_Exercise:_
Reproduce every entry word for word.

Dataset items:
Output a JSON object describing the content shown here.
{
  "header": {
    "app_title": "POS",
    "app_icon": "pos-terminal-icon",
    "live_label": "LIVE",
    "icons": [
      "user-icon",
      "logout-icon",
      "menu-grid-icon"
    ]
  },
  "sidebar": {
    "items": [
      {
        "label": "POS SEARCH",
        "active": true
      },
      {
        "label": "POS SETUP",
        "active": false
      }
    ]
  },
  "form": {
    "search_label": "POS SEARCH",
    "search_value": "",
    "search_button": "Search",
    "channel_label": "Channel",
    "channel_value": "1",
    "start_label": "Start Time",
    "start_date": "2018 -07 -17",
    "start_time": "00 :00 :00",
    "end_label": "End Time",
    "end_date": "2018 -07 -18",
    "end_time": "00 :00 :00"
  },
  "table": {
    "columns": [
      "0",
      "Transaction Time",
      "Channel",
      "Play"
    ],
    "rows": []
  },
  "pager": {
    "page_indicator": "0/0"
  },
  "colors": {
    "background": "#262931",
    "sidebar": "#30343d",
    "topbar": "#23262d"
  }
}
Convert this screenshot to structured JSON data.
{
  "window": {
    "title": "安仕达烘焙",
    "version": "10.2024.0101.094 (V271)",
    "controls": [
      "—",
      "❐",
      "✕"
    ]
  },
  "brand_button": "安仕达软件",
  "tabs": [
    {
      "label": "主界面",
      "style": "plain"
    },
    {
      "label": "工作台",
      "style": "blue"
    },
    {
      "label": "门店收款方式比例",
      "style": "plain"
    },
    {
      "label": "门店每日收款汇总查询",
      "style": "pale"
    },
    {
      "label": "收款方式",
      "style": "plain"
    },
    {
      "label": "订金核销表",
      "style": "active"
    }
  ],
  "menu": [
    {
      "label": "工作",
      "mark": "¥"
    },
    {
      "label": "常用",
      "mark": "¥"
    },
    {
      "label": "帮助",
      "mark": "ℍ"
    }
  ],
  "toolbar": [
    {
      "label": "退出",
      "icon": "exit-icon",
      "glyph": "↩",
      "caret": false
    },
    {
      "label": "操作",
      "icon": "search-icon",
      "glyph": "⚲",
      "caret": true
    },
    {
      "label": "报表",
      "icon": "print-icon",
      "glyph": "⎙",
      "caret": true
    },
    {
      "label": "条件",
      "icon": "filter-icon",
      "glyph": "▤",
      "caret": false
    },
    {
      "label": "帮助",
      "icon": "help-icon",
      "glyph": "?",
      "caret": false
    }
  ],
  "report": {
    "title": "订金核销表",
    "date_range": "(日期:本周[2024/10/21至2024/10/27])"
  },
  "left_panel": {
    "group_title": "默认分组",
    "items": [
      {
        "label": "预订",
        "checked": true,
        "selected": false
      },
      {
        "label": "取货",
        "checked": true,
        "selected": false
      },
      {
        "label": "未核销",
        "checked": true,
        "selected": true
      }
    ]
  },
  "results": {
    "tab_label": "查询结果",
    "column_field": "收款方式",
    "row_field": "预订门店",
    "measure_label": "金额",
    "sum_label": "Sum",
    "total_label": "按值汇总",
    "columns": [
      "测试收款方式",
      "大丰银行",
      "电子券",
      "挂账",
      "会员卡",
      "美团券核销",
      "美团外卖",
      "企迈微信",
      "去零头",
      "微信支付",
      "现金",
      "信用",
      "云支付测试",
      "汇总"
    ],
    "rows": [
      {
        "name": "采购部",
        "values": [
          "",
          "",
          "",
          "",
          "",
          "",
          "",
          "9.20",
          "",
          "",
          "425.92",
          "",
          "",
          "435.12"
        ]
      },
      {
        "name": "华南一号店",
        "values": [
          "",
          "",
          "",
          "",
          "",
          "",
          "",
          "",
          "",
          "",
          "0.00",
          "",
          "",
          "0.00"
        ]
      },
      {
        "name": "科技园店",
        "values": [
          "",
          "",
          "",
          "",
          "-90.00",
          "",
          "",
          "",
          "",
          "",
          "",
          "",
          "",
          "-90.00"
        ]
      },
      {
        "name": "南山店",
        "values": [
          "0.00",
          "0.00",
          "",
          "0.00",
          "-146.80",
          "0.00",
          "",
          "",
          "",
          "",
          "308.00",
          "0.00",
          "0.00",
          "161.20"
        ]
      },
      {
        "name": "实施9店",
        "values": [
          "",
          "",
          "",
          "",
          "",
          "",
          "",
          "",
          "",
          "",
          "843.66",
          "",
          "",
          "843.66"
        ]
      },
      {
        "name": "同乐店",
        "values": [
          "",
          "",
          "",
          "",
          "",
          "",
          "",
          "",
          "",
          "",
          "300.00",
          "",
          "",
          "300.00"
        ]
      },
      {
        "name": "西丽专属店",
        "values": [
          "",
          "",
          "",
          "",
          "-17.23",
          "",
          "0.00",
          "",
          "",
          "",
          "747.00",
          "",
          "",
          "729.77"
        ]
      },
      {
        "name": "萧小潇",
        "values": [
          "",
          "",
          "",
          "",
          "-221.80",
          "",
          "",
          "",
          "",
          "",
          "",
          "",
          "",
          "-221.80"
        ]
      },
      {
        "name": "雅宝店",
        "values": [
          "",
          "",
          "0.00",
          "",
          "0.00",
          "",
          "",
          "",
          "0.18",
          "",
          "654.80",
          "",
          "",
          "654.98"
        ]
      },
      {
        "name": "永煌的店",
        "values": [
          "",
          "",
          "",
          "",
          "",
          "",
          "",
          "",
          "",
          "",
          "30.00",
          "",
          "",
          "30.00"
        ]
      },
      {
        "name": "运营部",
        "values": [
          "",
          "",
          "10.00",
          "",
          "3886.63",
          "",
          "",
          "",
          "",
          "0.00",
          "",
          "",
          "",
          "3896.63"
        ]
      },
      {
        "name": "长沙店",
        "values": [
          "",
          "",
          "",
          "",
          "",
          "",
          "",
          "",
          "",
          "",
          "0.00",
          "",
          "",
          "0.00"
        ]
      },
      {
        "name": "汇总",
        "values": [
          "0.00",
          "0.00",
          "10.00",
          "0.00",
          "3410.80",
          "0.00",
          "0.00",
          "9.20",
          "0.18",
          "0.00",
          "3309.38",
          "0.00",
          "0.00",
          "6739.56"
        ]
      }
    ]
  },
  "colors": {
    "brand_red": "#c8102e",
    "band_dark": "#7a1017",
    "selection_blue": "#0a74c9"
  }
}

_Task output:_
Output a JSON object describing the content shown here.
{
  "header": {
    "app_title": "POS",
    "app_icon": "pos-terminal-icon",
    "live_label": "LIVE",
    "icons": [
      "user-icon",
      "logout-icon",
      "menu-grid-icon"
    ]
  },
  "sidebar": {
    "items": [
      {
        "label": "POS SEARCH",
        "active": true
      },
      {
        "label": "POS SETUP",
        "active": false
      }
    ]
  },
  "form": {
    "search_label": "POS SEARCH",
    "search_value": "",
    "search_button": "Search",
    "channel_label": "Channel",
    "channel_value": "1",
    "start_label": "Start Time",
    "start_date": "2018 -07 -17",
    "start_time": "00 :00 :00",
    "end_label": "End Time",
    "end_date": "2018 -07 -18",
    "end_time": "00 :00 :00"
  },
  "table": {
    "columns": [
      "0",
      "Transaction Time",
      "Channel",
      "Play"
    ],
    "rows": []
  },
  "pager": {
    "page_indicator": "0/0"
  },
  "colors": {
    "background": "#262931",
    "sidebar": "#30343d",
    "topbar": "#23262d"
  }
}
Convert this screenshot to structured JSON data.
{
  "window": {
    "title": "安仕达烘焙",
    "version": "10.2024.0101.094 (V271)",
    "controls": [
      "—",
      "❐",
      "✕"
    ]
  },
  "brand_button": "安仕达软件",
  "tabs": [
    {
      "label": "主界面",
      "style": "plain"
    },
    {
      "label": "工作台",
      "style": "blue"
    },
    {
      "label": "门店收款方式比例",
      "style": "plain"
    },
    {
      "label": "门店每日收款汇总查询",
      "style": "pale"
    },
    {
      "label": "收款方式",
      "style": "plain"
    },
    {
      "label": "订金核销表",
      "style": "active"
    }
  ],
  "menu": [
    {
      "label": "工作",
      "mark": "¥"
    },
    {
      "label": "常用",
      "mark": "¥"
    },
    {
      "label": "帮助",
      "mark": "ℍ"
    }
  ],
  "toolbar": [
    {
      "label": "退出",
      "icon": "exit-icon",
      "glyph": "↩",
      "caret": false
    },
    {
      "label": "操作",
      "icon": "search-icon",
      "glyph": "⚲",
      "caret": true
    },
    {
      "label": "报表",
      "icon": "print-icon",
      "glyph": "⎙",
      "caret": true
    },
    {
      "label": "条件",
      "icon": "filter-icon",
      "glyph": "▤",
      "caret": false
    },
    {
      "label": "帮助",
      "icon": "help-icon",
      "glyph": "?",
      "caret": false
    }
  ],
  "report": {
    "title": "订金核销表",
    "date_range": "(日期:本周[2024/10/21至2024/10/27])"
  },
  "left_panel": {
    "group_title": "默认分组",
    "items": [
      {
        "label": "预订",
        "checked": true,
        "selected": false
      },
      {
        "label": "取货",
        "checked": true,
        "selected": false
      },
      {
        "label": "未核销",
        "checked": true,
        "selected": true
      }
    ]
  },
  "results": {
    "tab_label": "查询结果",
    "column_field": "收款方式",
    "row_field": "预订门店",
    "measure_label": "金额",
    "sum_label": "Sum",
    "total_label": "按值汇总",
    "columns": [
      "测试收款方式",
      "大丰银行",
      "电子券",
      "挂账",
      "会员卡",
      "美团券核销",
      "美团外卖",
      "企迈微信",
      "去零头",
      "微信支付",
      "现金",
      "信用",
      "云支付测试",
      "汇总"
    ],
    "rows": [
      {
        "name": "采购部",
        "values": [
          "",
          "",
          "",
          "",
          "",
          "",
          "",
          "9.20",
          "",
          "",
          "425.92",
          "",
          "",
          "435.12"
        ]
      },
      {
        "name": "华南一号店",
        "values": [
          "",
          "",
          "",
          "",
          "",
          "",
          "",
          "",
          "",
          "",
          "0.00",
          "",
          "",
          "0.00"
        ]
      },
      {
        "name": "科技园店",
        "values": [
          "",
          "",
          "",
          "",
          "-90.00",
          "",
          "",
          "",
          "",
          "",
          "",
          "",
          "",
          "-90.00"
        ]
      },
      {
        "name": "南山店",
        "values": [
          "0.00",
          "0.00",
          "",
          "0.00",
          "-146.80",
          "0.00",
          "",
          "",
          "",
          "",
          "308.00",
          "0.00",
          "0.00",
          "161.20"
        ]
      },
      {
        "name": "实施9店",
        "values": [
          "",
          "",
          "",
          "",
          "",
          "",
          "",
          "",
          "",
          "",
          "843.66",
          "",
          "",
          "843.66"
        ]
      },
      {
        "name": "同乐店",
        "values": [
          "",
          "",
          "",
          "",
          "",
          "",
          "",
          "",
          "",
          "",
          "300.00",
          "",
          "",
          "300.00"
        ]
      },
      {
        "name": "西丽专属店",
        "values": [
          "",
          "",
          "",
          "",
          "-17.23",
          "",
          "0.00",
          "",
          "",
          "",
          "747.00",
          "",
          "",
          "729.77"
        ]
      },
      {
        "name": "萧小潇",
        "values": [
          "",
          "",
          "",
          "",
          "-221.80",
          "",
          "",
          "",
          "",
          "",
          "",
          "",
          "",
          "-221.80"
        ]
      },
      {
        "name": "雅宝店",
        "values": [
          "",
          "",
          "0.00",
          "",
          "0.00",
          "",
          "",
          "",
          "0.18",
          "",
          "654.80",
          "",
          "",
          "654.98"
        ]
      },
      {
        "name": "永煌的店",
        "values": [
          "",
          "",
          "",
          "",
          "",
          "",
          "",
          "",
          "",
          "",
          "30.00",
          "",
          "",
          "30.00"
        ]
      },
      {
        "name": "运营部",
        "values": [
          "",
          "",
          "10.00",
          "",
          "3886.63",
          "",
          "",
          "",
          "",
          "0.00",
          "",
          "",
          "",
          "3896.63"
        ]
      },
      {
        "name": "长沙店",
        "values": [
          "",
          "",
          "",
          "",
          "",
          "",
          "",
          "",
          "",
          "",
          "0.00",
          "",
          "",
          "0.00"
        ]
      },
      {
        "name": "汇总",
        "values": [
          "0.00",
          "0.00",
          "10.00",
          "0.00",
          "3410.80",
          "0.00",
          "0.00",
          "9.20",
          "0.18",
          "0.00",
          "3309.38",
          "0.00",
          "0.00",
          "6739.56"
        ]
      }
    ]
  },
  "colors": {
    "brand_red": "#c8102e",
    "band_dark": "#7a1017",
    "selection_blue": "#0a74c9"
  }
}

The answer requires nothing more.